▶ **Directions for this task**
Check each line of the listing for the word "title" and report the ones that have it.

[Start of Attachment]

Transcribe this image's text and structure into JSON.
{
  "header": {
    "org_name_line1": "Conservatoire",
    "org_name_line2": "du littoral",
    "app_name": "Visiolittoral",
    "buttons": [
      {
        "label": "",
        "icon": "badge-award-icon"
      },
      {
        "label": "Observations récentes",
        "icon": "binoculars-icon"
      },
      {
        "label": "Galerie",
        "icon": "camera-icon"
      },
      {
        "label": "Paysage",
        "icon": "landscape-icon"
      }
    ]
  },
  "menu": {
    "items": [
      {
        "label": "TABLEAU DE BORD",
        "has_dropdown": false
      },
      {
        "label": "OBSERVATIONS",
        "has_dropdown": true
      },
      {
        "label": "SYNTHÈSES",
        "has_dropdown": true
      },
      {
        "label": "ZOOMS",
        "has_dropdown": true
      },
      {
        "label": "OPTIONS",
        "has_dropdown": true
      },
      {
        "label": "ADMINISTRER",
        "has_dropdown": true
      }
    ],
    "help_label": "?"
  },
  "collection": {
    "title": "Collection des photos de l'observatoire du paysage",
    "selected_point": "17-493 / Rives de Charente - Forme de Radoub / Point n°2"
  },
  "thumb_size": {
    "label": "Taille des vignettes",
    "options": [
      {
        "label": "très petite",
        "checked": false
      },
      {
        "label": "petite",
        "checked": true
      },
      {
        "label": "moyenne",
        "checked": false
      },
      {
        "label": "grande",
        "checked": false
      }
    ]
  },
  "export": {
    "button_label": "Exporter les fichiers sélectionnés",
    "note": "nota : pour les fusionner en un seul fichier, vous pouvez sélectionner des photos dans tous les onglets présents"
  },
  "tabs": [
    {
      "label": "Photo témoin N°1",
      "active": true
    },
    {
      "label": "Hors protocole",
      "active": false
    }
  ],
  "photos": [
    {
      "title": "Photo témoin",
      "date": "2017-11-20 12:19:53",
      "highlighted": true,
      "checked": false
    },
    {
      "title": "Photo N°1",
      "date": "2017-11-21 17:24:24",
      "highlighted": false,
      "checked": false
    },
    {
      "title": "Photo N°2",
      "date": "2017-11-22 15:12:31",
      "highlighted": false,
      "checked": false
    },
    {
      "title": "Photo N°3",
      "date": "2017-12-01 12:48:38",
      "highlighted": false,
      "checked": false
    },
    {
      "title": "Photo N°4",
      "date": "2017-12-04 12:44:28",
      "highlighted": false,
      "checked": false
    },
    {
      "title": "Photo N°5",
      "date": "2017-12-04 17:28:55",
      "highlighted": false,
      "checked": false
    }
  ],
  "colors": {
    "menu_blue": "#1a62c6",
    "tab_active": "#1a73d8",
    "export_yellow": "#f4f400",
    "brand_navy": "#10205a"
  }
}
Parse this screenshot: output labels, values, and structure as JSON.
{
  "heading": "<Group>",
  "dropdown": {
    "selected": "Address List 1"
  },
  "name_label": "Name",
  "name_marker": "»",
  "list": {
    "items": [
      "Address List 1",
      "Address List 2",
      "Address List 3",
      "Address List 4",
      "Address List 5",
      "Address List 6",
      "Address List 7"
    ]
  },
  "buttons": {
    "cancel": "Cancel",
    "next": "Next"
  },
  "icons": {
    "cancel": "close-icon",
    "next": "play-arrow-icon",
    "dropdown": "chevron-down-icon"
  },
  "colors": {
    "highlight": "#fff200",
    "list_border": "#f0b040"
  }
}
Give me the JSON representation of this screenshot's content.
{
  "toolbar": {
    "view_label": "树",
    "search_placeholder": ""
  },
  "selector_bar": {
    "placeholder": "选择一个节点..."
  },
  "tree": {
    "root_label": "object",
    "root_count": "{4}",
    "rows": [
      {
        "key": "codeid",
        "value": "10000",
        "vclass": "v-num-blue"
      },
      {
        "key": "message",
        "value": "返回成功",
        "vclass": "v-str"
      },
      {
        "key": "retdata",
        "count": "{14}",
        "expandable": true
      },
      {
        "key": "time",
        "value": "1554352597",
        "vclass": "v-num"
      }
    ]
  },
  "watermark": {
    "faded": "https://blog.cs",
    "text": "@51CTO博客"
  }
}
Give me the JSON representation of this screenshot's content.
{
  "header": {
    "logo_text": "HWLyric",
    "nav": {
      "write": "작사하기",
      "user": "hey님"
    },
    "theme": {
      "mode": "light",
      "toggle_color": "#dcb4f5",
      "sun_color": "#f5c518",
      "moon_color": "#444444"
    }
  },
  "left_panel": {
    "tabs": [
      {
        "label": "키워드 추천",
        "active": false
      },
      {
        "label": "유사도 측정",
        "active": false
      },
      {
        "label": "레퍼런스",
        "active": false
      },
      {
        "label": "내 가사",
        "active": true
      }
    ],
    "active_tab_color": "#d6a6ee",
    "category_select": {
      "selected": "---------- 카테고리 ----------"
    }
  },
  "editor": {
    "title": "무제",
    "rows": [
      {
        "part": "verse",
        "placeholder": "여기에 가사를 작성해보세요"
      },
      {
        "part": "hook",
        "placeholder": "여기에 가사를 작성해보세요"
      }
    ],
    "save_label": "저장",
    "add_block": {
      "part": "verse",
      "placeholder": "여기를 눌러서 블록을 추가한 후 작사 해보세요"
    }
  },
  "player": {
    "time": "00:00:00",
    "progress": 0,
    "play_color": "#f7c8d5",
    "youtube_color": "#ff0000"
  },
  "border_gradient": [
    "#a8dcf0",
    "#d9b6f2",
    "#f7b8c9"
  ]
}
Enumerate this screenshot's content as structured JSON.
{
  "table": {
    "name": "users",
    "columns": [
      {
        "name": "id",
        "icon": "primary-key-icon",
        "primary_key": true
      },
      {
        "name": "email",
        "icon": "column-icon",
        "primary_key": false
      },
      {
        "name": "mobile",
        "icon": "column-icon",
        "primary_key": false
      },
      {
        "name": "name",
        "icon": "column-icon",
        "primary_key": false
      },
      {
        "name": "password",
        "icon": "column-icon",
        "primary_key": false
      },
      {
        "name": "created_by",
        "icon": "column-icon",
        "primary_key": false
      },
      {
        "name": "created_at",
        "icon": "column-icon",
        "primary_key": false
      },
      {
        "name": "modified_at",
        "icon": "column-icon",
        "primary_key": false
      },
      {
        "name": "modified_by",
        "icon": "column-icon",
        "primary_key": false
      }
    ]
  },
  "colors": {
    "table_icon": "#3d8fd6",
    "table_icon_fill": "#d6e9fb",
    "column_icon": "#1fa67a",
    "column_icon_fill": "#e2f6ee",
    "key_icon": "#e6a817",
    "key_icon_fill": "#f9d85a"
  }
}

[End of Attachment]

▶ **Task response**
    "title": "Collection des photos de l'observatoire du paysage",
      "title": "Photo témoin",
      "title": "Photo N°1",
      "title": "Photo N°2",
      "title": "Photo N°3",
      "title": "Photo N°4",
      "title": "Photo N°5",
    "title": "무제",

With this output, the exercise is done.